___ SUPPLIED RECORDS ___

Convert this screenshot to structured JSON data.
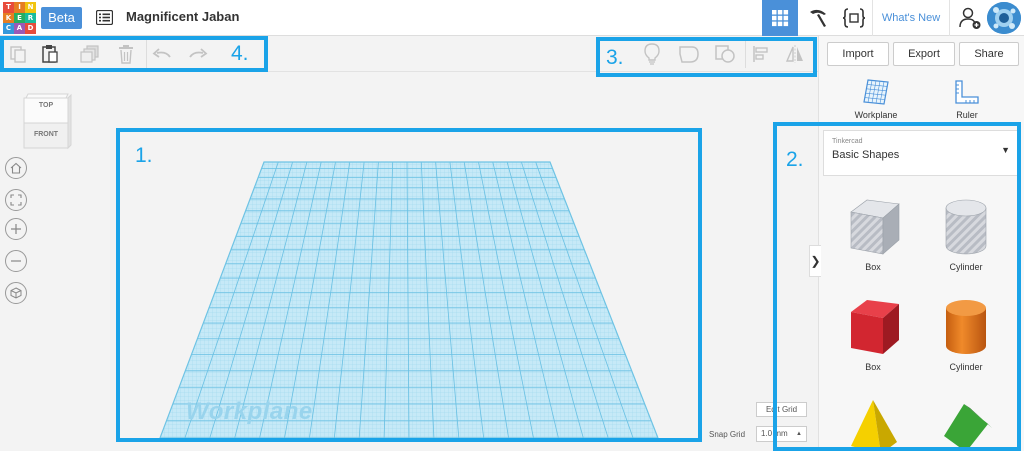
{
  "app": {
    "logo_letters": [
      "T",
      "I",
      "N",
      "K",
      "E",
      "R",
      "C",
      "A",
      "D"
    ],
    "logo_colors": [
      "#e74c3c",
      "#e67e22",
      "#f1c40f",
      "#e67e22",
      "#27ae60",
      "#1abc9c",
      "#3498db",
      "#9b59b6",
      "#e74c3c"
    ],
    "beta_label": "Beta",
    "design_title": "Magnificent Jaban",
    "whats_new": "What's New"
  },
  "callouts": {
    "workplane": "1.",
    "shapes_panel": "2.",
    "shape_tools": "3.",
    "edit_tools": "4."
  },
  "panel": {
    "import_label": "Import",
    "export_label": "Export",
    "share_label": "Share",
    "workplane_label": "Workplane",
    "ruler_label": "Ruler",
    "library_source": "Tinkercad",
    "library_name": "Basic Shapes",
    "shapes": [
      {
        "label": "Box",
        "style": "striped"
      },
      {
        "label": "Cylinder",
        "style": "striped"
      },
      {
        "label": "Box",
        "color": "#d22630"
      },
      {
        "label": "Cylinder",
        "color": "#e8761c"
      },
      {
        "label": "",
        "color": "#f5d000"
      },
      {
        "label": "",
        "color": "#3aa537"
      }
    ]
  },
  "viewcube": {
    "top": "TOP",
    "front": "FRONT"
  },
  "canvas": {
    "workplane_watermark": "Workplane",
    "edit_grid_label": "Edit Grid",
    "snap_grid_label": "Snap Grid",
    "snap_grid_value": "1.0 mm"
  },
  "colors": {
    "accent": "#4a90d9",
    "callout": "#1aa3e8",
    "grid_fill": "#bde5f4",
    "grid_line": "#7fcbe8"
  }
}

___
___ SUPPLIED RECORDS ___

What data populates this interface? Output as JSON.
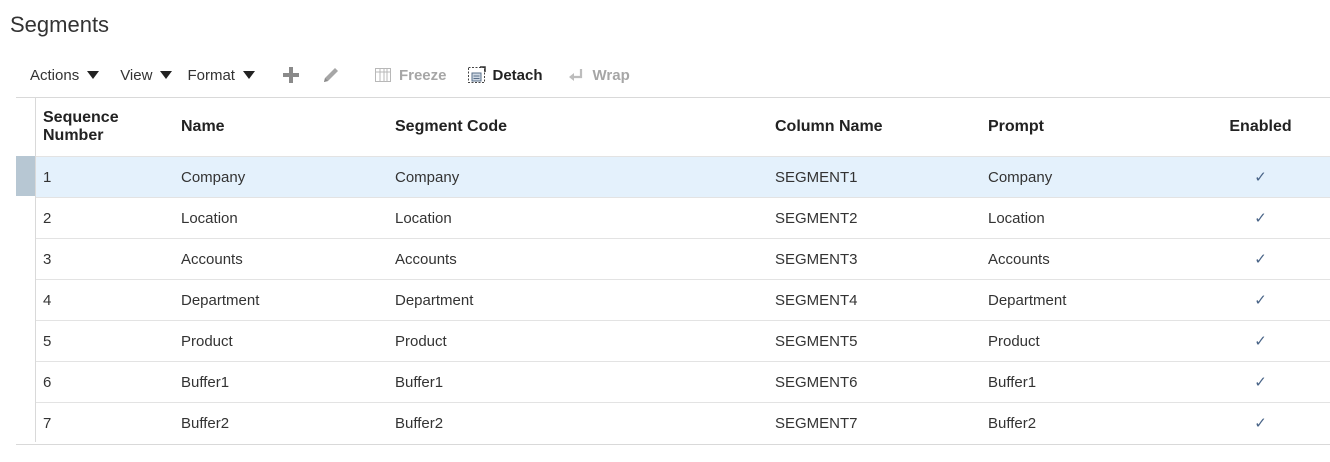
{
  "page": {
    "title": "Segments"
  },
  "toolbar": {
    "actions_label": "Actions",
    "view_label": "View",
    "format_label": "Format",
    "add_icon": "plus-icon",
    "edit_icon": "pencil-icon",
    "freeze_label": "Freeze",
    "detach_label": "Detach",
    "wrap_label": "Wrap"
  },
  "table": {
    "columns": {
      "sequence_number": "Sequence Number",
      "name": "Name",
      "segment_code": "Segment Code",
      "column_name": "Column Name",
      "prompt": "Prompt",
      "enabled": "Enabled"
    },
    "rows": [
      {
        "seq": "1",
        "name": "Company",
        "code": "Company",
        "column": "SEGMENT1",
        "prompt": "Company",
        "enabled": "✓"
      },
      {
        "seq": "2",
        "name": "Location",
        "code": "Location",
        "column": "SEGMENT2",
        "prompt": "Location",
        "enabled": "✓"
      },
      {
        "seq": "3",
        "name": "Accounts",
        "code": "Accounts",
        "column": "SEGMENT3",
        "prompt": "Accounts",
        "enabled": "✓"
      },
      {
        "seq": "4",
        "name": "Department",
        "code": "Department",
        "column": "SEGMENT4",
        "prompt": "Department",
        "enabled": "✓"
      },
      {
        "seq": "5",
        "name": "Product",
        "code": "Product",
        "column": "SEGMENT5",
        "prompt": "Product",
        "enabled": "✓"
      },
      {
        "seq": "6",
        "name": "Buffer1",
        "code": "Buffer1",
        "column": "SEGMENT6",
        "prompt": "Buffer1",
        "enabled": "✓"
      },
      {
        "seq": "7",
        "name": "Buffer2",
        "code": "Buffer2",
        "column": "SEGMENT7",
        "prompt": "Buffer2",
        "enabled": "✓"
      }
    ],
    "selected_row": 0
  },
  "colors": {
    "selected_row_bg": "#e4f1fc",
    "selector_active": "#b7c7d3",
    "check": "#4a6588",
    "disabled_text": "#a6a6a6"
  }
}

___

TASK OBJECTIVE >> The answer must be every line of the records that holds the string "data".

TASK RESPONSE >>
Convert this screenshot to structured JSON data.
What data populates this interface? Output as JSON.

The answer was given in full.